Major studios and networks including Disney and Netflix are locked in talks with the powerful Writers Guild of America (WGA), which has threatened to order a walkout just after midnight Tuesday unless a new deal is agreed.
If a strike takes place, late-night shows could immediately grind to a halt, and television series and movies scheduled for release later this year and beyond could face major delays.
The last time talks failed, in 2007, Hollywood writers laid down their pens and keyboards for 100 days, costing the Los Angeles entertainment industry around $2 billion.
This time, the two sides are clashing as writers demand higher pay and a greater share of profits from the boom in streaming, while studios say they must cut costs due to economic pressures.
“I think everybody feels like there’s going to be a strike,” said one Los Angeles-based TV writer, who asked not to be identified.

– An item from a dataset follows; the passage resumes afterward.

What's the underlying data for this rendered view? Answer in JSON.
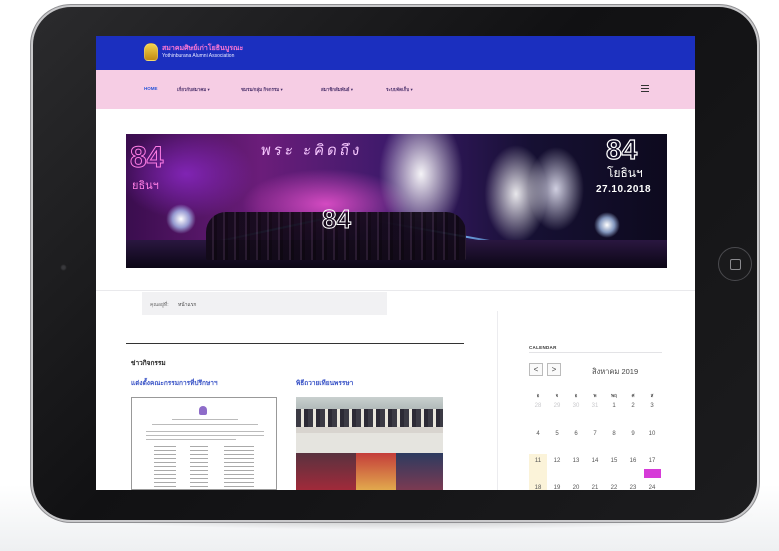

“This is a deal that’s going to determine how we are financially compensated by streamers,” not just now but well into the future.
Many of the issues are familiar to contract talks in industries around the world.
Writers say it is becoming impossible to earn a living, as salaries have flatlined or declined after inflation, even as employers reap profits and fatten executives’ paychecks.